Lieberman and Sen. John McCain (R-AZ) met with senior leaders of Free Syrian Army branches during a recent trip to Istanbul.
Following a meeting of the Friends of Syria group, the Arab League’s Secretary-General called for a Security Council resolution to endorse the Geneva declaration – agreed by both Russia and the West – that calls for a political transition.
“What is important is that Geneva…agreed that we should start a transitional period, from the present regime to another regime so that Syrian people’s rights will be met,” said Nabil El-Araby. “If we are truly friends of Syrian people we will take steps to save the whole region from an expanded civil war, and causalities of massive proportions.”
Despite the new assistance package for the opposition, the Obama administration remains adamantly opposed to more active intervention, says a leading analyst. “Russia and China are blamed – and rightly so – for blocking UN measures to halt the murderous repression of Bashar al-Assad’s regime,” writes the FT’s Philip Stephens:
Diplomats, however, report that none is as determined as the US administration to avoid being drawn into the conflict. The message delivered to Europeans by their US counterparts is that the US does not have sufficient strategic interest to become embroiled in a Syrian civil war. The representative of one close ally of the US has been heard to remark that if Moscow really wanted to discomfit Washington it would lift its veto on international action.
“As more parts of Syria’s control slip from the regime to the opposition, we’re supporting civilian opposition groups as they begin providing essential services – reopening schools, rebuilding homes, and the other necessities of life,” said Clinton:
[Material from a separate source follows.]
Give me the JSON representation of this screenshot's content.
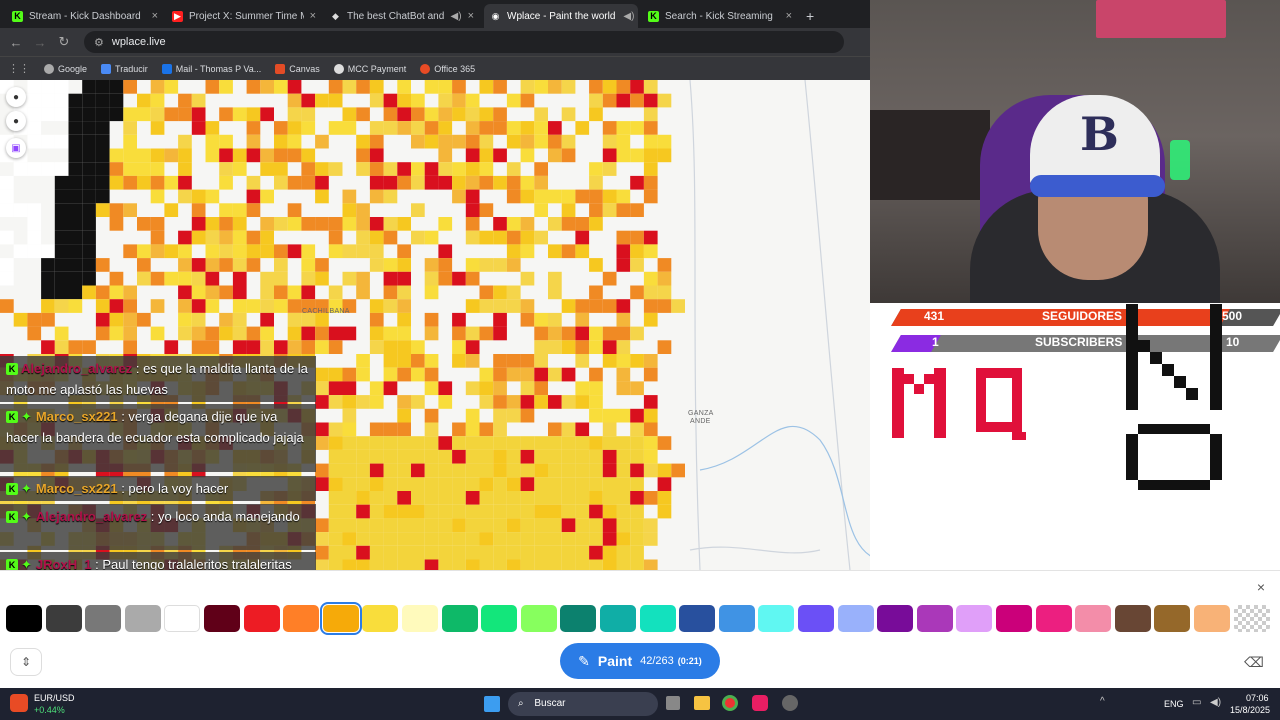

Dedicated civil servants are working to preserve the institutions of the Syrian state while freeing them from the regime’s corrupt influence. In these places, we are seeing the emergence of a free Syria, and the United States is directing our efforts to support those brave Syrians who are laying the groundwork for a democratic transition from the ground up.
A growing chorus of voices, including Zalmay Khalilzad, a former US envoy to the UN, and former State Department policy planner Anne-Marie Slaughter, has called on the administration to provide not only nonlethal technical assistance, but to arm Syria’s pro-democratic opposition in order to counter extremists.
Khalizad and Slaughter are both board members of the National Endowment for Democracy.